- [Work instruction]: Your task is to find every line in the records that holds the string "icon" and copy it.

### Supplied records ###

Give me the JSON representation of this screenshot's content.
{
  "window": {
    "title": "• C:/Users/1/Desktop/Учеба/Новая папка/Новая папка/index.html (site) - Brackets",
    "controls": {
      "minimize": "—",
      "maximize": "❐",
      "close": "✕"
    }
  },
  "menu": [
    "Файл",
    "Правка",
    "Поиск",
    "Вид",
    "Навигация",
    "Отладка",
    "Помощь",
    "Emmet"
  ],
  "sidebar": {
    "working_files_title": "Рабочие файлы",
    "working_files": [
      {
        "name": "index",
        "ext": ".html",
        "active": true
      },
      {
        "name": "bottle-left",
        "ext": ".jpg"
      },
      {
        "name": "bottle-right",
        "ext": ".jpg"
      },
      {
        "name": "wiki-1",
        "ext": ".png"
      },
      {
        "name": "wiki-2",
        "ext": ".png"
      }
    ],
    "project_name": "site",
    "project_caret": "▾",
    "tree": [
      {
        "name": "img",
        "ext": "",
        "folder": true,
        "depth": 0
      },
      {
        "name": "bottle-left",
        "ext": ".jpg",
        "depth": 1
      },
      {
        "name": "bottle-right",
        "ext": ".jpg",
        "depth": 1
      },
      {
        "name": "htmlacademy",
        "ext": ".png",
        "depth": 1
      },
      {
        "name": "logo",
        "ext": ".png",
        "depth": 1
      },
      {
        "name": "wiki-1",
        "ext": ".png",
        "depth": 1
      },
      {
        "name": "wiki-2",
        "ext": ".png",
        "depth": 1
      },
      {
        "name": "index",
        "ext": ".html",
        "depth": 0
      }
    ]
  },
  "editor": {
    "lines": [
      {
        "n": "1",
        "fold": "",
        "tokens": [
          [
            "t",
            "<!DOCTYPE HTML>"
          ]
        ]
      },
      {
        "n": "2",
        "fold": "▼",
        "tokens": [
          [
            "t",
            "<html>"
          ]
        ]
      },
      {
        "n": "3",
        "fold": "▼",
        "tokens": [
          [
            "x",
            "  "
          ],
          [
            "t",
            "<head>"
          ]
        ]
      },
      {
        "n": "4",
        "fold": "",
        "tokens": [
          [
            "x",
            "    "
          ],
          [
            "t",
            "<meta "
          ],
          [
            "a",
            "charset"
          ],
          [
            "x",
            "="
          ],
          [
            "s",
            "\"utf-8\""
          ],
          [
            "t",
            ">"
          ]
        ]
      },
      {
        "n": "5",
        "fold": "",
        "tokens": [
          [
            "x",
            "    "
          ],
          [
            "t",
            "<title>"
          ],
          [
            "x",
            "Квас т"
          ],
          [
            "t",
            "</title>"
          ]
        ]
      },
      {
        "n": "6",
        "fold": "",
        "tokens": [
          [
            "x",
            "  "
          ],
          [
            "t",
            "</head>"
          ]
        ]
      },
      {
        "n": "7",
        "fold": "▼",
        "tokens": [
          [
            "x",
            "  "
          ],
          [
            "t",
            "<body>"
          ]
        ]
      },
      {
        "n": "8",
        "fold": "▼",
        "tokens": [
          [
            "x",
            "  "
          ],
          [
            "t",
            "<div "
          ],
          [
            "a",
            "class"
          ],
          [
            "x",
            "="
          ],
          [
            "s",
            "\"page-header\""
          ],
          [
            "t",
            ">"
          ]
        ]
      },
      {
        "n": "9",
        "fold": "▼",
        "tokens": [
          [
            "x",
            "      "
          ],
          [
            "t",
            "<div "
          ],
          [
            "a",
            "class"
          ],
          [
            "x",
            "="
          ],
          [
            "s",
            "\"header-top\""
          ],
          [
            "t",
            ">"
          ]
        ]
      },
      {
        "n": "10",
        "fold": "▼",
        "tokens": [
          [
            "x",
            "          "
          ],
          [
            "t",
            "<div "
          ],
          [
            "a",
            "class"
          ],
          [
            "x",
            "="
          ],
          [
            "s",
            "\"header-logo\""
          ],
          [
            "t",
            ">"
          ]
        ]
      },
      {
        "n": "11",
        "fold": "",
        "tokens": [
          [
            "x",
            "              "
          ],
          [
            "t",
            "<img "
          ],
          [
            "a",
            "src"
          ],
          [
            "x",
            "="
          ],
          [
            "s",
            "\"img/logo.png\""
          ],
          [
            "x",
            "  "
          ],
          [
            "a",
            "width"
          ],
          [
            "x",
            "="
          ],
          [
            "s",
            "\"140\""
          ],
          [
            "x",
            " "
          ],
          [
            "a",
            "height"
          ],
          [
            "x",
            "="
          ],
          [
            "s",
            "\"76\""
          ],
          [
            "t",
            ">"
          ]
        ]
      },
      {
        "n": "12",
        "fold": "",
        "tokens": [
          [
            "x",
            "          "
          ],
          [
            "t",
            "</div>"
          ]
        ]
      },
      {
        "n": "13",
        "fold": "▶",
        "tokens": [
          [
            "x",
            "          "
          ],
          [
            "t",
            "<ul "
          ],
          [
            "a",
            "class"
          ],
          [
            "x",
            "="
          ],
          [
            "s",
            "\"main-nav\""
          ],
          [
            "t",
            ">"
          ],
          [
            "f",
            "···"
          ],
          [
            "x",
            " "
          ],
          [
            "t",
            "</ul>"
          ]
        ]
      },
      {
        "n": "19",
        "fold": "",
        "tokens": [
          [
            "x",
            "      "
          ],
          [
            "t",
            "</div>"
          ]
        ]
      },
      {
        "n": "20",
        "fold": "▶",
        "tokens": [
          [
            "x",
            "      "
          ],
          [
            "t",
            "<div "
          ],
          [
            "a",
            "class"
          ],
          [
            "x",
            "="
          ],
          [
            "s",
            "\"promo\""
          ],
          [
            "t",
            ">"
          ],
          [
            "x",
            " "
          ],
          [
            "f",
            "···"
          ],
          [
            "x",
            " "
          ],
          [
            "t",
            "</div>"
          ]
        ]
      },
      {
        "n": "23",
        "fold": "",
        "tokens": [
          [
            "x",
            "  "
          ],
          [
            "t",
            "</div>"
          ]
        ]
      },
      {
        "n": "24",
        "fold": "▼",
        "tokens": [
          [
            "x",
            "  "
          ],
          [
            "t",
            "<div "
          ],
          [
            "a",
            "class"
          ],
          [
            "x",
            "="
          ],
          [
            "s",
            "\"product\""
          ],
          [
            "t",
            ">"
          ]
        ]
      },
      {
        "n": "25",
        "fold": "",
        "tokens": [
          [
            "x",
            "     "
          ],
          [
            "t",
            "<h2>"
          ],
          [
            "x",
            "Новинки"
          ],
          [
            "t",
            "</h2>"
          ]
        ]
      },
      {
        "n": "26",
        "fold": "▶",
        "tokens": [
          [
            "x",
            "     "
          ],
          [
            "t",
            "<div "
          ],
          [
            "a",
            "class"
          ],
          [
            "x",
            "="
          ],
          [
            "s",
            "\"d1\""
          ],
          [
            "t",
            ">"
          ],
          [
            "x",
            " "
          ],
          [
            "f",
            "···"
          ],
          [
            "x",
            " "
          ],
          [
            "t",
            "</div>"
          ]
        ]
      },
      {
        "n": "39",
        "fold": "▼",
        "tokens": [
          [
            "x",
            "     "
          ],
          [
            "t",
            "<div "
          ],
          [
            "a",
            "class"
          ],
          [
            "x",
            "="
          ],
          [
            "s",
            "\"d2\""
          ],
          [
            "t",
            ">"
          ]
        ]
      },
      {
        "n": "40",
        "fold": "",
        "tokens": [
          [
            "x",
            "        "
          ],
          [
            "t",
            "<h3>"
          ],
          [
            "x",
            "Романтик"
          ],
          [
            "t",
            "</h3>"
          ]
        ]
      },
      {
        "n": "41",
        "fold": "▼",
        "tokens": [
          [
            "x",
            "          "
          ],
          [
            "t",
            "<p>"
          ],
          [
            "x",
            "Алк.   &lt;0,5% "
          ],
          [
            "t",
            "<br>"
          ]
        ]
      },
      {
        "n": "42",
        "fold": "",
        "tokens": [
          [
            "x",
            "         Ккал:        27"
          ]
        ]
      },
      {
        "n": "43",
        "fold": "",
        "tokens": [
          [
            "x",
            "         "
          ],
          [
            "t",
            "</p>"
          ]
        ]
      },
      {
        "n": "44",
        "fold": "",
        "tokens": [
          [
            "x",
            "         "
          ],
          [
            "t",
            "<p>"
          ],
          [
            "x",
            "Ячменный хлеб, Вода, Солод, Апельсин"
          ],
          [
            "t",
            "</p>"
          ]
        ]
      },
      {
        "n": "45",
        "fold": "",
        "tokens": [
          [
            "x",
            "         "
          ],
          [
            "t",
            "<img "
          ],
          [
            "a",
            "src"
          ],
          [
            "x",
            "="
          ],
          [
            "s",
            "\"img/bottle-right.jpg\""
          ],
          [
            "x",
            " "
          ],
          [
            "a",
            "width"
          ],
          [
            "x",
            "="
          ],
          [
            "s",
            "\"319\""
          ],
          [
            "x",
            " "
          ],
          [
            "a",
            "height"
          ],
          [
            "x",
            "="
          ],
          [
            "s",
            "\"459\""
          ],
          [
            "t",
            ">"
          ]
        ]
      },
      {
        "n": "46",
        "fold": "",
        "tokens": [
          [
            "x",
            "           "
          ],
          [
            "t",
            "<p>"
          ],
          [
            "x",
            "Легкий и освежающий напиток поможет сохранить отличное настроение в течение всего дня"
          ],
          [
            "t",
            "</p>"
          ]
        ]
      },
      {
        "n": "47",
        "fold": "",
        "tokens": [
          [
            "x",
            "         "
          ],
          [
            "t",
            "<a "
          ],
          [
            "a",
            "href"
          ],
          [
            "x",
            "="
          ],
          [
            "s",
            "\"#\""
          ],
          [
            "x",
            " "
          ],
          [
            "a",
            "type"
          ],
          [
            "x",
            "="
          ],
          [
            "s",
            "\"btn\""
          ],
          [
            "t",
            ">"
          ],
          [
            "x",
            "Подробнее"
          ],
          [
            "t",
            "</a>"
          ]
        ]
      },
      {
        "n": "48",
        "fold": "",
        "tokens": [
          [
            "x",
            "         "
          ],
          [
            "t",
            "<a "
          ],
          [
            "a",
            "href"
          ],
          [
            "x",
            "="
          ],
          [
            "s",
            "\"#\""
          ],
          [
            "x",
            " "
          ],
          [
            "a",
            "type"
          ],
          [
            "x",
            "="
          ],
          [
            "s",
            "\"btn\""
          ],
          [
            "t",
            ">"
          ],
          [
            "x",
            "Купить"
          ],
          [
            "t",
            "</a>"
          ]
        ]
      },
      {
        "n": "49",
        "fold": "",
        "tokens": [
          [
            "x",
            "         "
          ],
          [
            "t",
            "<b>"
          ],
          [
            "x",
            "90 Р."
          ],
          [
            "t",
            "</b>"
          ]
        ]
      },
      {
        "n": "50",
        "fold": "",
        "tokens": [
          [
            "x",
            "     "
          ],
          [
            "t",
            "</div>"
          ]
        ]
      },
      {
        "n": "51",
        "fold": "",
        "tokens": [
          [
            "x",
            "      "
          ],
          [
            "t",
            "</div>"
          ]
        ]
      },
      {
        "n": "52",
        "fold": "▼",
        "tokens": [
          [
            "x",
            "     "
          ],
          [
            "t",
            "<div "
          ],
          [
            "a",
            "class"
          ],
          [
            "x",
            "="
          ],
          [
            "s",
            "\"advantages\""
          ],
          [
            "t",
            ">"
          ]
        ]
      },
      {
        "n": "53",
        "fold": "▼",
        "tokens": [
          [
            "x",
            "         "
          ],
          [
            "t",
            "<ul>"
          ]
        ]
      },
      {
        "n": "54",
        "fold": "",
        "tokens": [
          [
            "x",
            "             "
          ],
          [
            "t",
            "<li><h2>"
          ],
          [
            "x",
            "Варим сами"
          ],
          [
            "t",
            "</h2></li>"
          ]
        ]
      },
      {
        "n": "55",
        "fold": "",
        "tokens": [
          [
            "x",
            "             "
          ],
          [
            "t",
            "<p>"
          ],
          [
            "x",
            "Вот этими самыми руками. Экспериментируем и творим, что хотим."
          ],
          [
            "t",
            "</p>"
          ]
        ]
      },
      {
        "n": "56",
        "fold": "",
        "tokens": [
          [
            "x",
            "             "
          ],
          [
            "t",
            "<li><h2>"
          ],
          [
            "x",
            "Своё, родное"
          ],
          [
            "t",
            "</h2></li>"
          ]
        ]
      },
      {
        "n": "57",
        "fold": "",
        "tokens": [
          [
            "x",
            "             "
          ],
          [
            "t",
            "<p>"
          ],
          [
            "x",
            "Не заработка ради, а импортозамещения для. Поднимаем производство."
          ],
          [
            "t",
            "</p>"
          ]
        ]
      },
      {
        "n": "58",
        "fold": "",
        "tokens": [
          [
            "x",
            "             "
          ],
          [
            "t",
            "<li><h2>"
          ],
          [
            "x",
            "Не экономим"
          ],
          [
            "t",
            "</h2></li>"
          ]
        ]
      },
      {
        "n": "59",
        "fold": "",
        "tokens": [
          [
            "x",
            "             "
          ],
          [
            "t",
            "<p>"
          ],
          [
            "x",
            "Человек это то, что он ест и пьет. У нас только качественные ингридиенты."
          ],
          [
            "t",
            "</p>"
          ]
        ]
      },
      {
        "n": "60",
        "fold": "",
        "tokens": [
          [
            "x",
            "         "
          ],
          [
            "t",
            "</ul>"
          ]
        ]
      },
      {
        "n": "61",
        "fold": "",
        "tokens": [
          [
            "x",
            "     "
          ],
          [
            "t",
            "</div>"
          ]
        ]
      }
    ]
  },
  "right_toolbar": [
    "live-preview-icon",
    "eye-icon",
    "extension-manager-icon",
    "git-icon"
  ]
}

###

- [Answer below]:
    "live-preview-icon",
    "eye-icon",
    "extension-manager-icon",
    "git-icon"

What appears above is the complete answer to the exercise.